Republican vice presidential nominee Paul Ryan voted against the repeal of Don't Ask, Don't Tell, the anti-gay military policy in the US that officially came to an end a year ago last Friday.
But Mitt Romney's running mate said in a television interview over the weekend that if elected, he sees no reason to try and reinstate the law that prevented gay and lesbian soldiers from serving openly in the military.
'Now that it's done, we should not reverse it,' Ryan said on Florida's WPTV. 'I think that would be a step in the wrong direction because people have already disclosed themselves.'
"I think this issue is past us,' he added. 'It's done.

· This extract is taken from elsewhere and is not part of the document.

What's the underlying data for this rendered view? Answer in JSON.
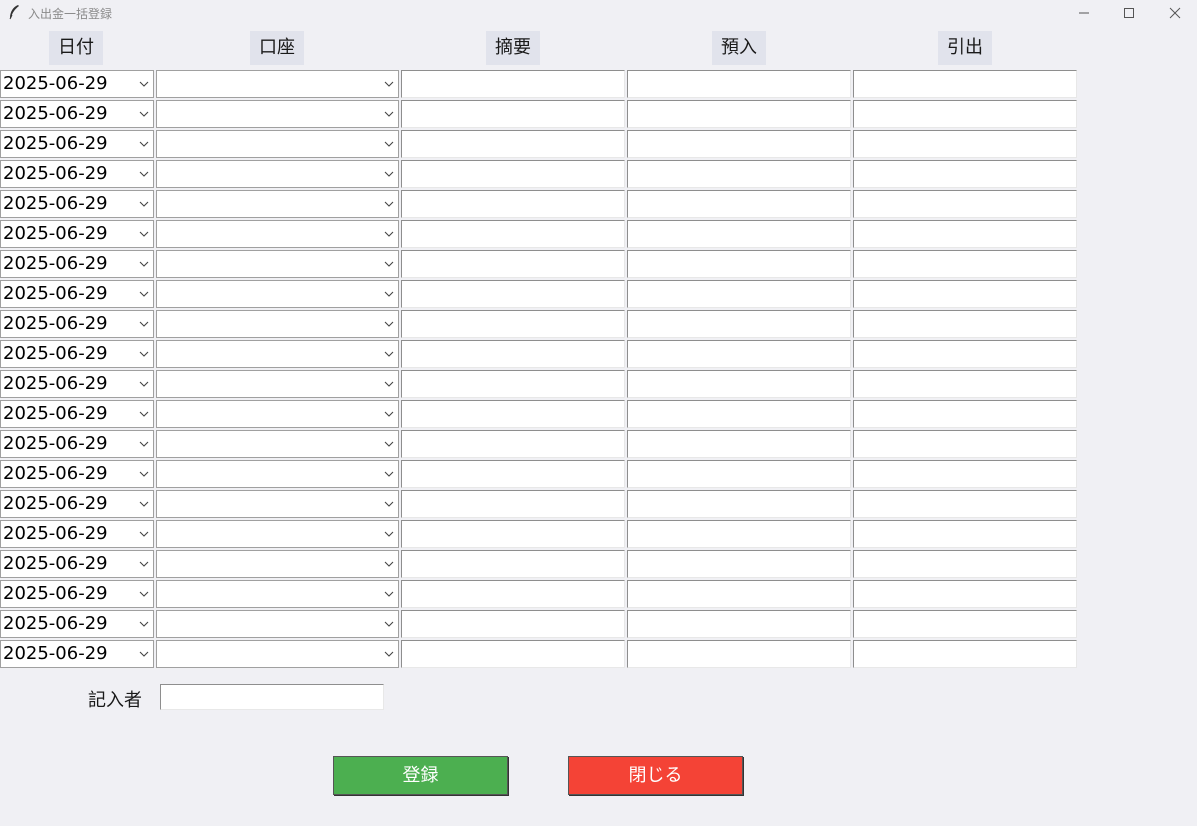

And I think we need to move on.'
President Barack Obama said last week that the repeal of the policy has actually made the US military stronger than ever.
So why was Ryan against a policy he now believes should stay in place?

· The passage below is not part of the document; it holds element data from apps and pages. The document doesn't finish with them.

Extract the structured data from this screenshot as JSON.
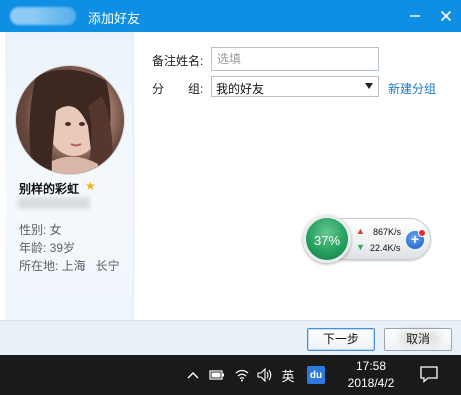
{
  "window": {
    "title": "添加好友",
    "minimize_icon": "minimize-icon",
    "close_icon": "close-icon"
  },
  "profile": {
    "nickname": "别样的彩虹",
    "gender": "性别: 女",
    "age": "年龄: 39岁",
    "location_label": "所在地: 上海",
    "location_city": "长宁"
  },
  "form": {
    "remark_label": "备注姓名:",
    "remark_placeholder": "选填",
    "remark_value": "",
    "group_label_a": "分",
    "group_label_b": "组:",
    "group_selected": "我的好友",
    "new_group_link": "新建分组"
  },
  "speed_widget": {
    "percent": "37%",
    "upload_rate": "867K/s",
    "download_rate": "22.4K/s"
  },
  "buttons": {
    "next": "下一步",
    "cancel": "取消"
  },
  "taskbar": {
    "ime": "英",
    "baidu": "du",
    "time": "17:58",
    "date": "2018/4/2"
  },
  "colors": {
    "titlebar": "#0e8fe3",
    "link": "#1a78c2",
    "speed_green": "#27a05e",
    "taskbar": "#1a1a1a"
  }
}
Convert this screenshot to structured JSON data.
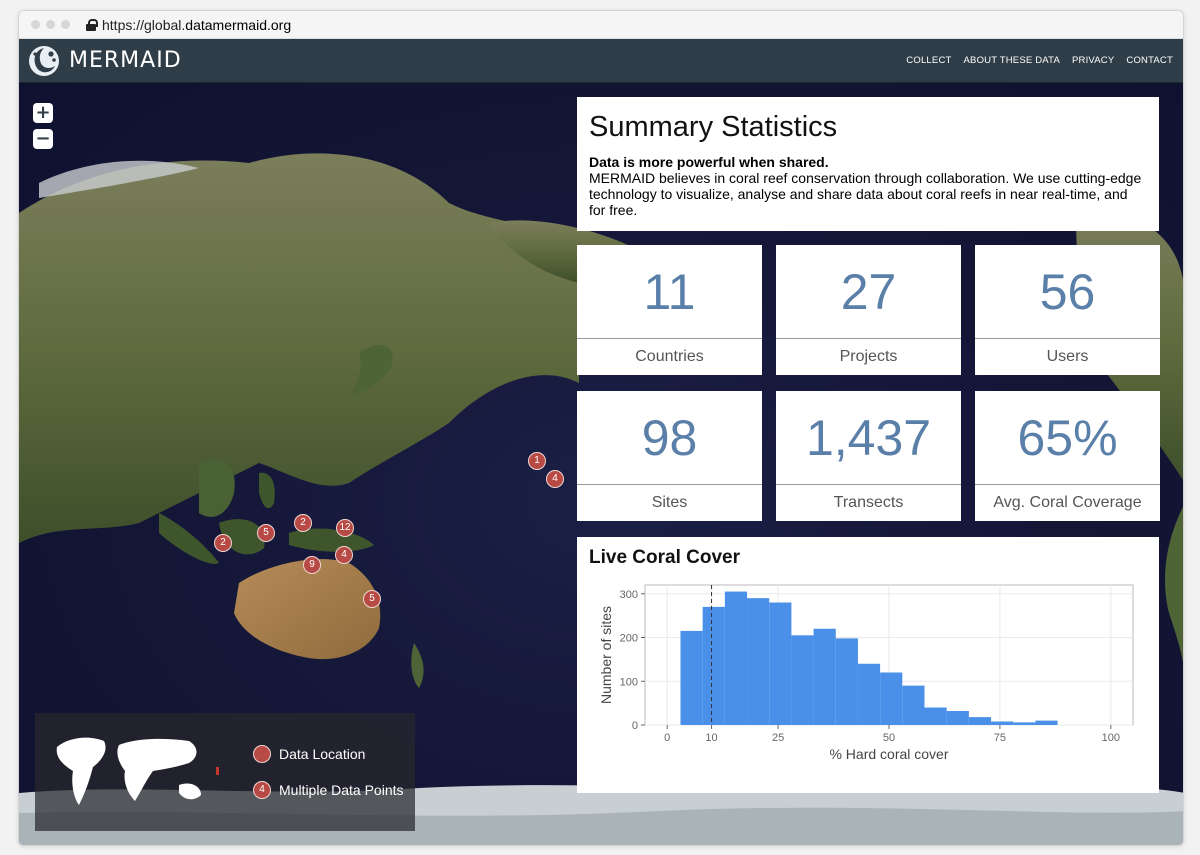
{
  "browser": {
    "url_prefix": "https://global.",
    "url_domain": "datamermaid.org"
  },
  "app": {
    "brand": "MERMAID",
    "nav": [
      "COLLECT",
      "ABOUT THESE DATA",
      "PRIVACY",
      "CONTACT"
    ]
  },
  "map": {
    "zoom_in": "+",
    "zoom_out": "−",
    "markers": [
      "1",
      "4",
      "2",
      "5",
      "2",
      "12",
      "4",
      "9",
      "5"
    ]
  },
  "legend": {
    "data_location": "Data Location",
    "multiple_points": "Multiple Data Points",
    "multiple_example": "4"
  },
  "summary": {
    "title": "Summary Statistics",
    "lead": "Data is more powerful when shared.",
    "description": "MERMAID believes in coral reef conservation through collaboration. We use cutting-edge technology to visualize, analyse and share data about coral reefs in near real-time, and for free."
  },
  "stats": [
    {
      "value": "11",
      "label": "Countries"
    },
    {
      "value": "27",
      "label": "Projects"
    },
    {
      "value": "56",
      "label": "Users"
    },
    {
      "value": "98",
      "label": "Sites"
    },
    {
      "value": "1,437",
      "label": "Transects"
    },
    {
      "value": "65%",
      "label": "Avg. Coral Coverage"
    }
  ],
  "chart_title": "Live Coral Cover",
  "chart_data": {
    "type": "bar",
    "title": "Live Coral Cover",
    "xlabel": "% Hard coral cover",
    "ylabel": "Number of sites",
    "xlim": [
      -5,
      105
    ],
    "ylim": [
      0,
      320
    ],
    "xticks": [
      0,
      10,
      25,
      50,
      75,
      100
    ],
    "yticks": [
      0,
      100,
      200,
      300
    ],
    "bin_width": 5,
    "bins": [
      {
        "x": 3,
        "value": 215
      },
      {
        "x": 8,
        "value": 270
      },
      {
        "x": 13,
        "value": 305
      },
      {
        "x": 18,
        "value": 290
      },
      {
        "x": 23,
        "value": 280
      },
      {
        "x": 28,
        "value": 205
      },
      {
        "x": 33,
        "value": 220
      },
      {
        "x": 38,
        "value": 198
      },
      {
        "x": 43,
        "value": 140
      },
      {
        "x": 48,
        "value": 120
      },
      {
        "x": 53,
        "value": 90
      },
      {
        "x": 58,
        "value": 40
      },
      {
        "x": 63,
        "value": 32
      },
      {
        "x": 68,
        "value": 18
      },
      {
        "x": 73,
        "value": 8
      },
      {
        "x": 78,
        "value": 6
      },
      {
        "x": 83,
        "value": 10
      }
    ],
    "reference_line_x": 10,
    "bar_color": "#4a90e8",
    "grid": true
  }
}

'I talked to a lot of good friends of mine who are combat leaders in the theater, and they just didn't think the timing of this was right to do this when our troops were in the middle of harm's way in combat,' he said.
Romney has also stated he would not work to reinstate Don't Ask Don't Tell but both he and Ryan remain staunchly against gay marriage.